Sugar sins aside, I have been reveling in cooking meals lately- a little too much. Every time I get a little too overwhelmed, I drop all and chop/bake/bubble away my anxieties. This disruptive and delicious hobby has to calm down, as the freezer is filling up faster than I’m eating. One appliance that has been assisting this obsession is, of course, the slow cooker. Other than consuming my time, it has been a saint. Fantastically convenient, it has also been letting me cook beans like a rockstar, which has been a great money saver. Health is more important than marks anyways, right? Right…
So far my favourite recipe that has come out of the slow cooker is a fantastic Mexican black bean soup. I ate it every day for a week, and never once groaned. THAT good. The recipe was more than just inspired by Smitten Kitchen (http://smittenkitchen.com/2010/01/black-bean-soup-toasted-cumin-seed-crema/), which is a fantastic blog with great pictures. I took this recipe word for word, and then added a few touches of my own (maybe she’s not a fan, but I know that for me, it isn’t Mexican if there isn’t cilantro!). So here it is, a dirt cheap, rib sticking, crazy luscious black bean soup!
BEST Black Bean Slow Cooker Soup
The name says it all. So easy, you just throw dry, unsoaked beans in a pot with all kinds of other yummy-ness, go away for a few hours, and come back to a very memorable meal. Make sure you serve this with classic Mexican extras- tortilla chips, avacado, fresh cut tomatoes, and a lovely little dollop of crème fraiche (substitute sour cream if you don’t have this handy- you’ll be happy either way).
1 Tbsp olive oil
1 large red onion, chopped
1 medium red bell pepper, chopped
1 medium green bell pepper, chopped
4 garlic cloves, chopped
1 Tbsp + 2 tsp cumin
1 ½ c dried black beans
1 tbsp chipotle puree **
7 c boiling water
¼ c fresh lime juice
2 tsp sea salt
¼ tsp black pepper
¼ c fresh cilantro, chopped
1) In a large pan, heat olive oil on medium heat. Add onions and peppers, sautéing them until onions get nice and translucent and the edges start to brown. Should take about ten minutes. Add garlic and cumin when you think the sautéing is just about done, and stir until nice and fragrant.
2) Transfer the whole mixture to a 6-quart slow cooker. Pour in beans, chipotles, and 7 cups of hot water.
3) Cover the slow cooker and set on high- I checked my beans at three hours and found that perfect, so start with three hours, then check. You may need to cook it another hour or two, depending on your slow cooker/beans.

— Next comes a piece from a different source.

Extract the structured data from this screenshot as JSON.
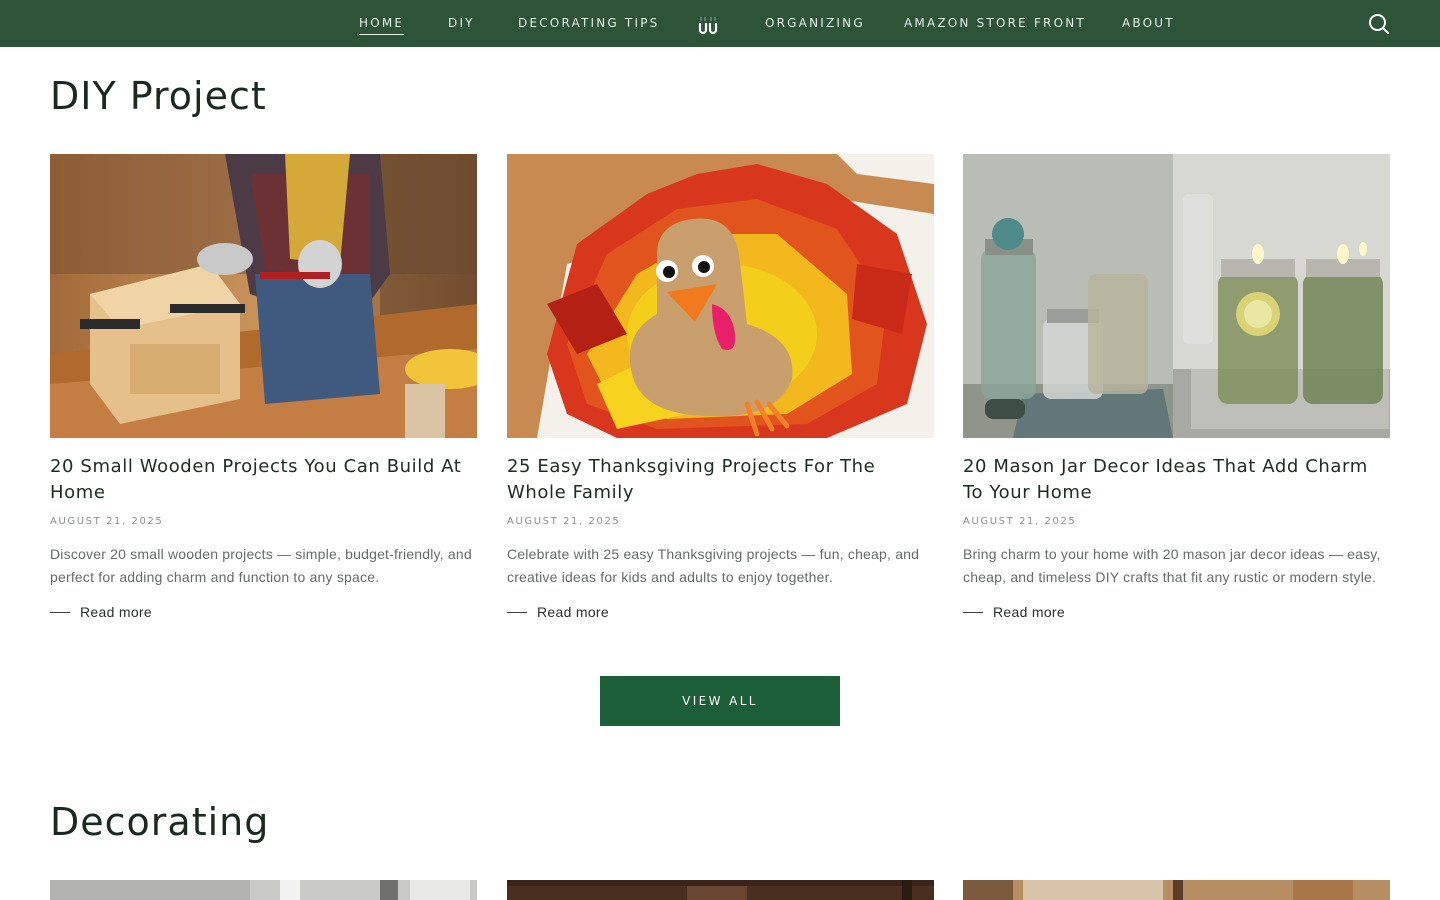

4) When the beans are lovely and tender, turn the slow cooker to warm for serving, and stir in the limejuice, salt, and pepper. Taste, and if you find it could do with another cumin hit, throw a little more spice in to taste. If you plan on serving it right away, stir in the cilantro.
5) Transfer two cups of this finished soup into a blender (NOTE IF YOU HAVE A GLASS BLENDER: do not put in hot soup! It can crack! Cool down the soup first in a mini-ice bath, it shouldn’t take too long!). Blend until smooth. Stir back into the slow cooker.
6) Perfect! Add a little more salt if you think it needs it, and serve with crème fraiche, fresh chopped tomatoes, avocado, more cilantro, and a squirt of lime!
** I buy the chipotles in adobe sauce, and then just give them a whirl in the blender to make this puree.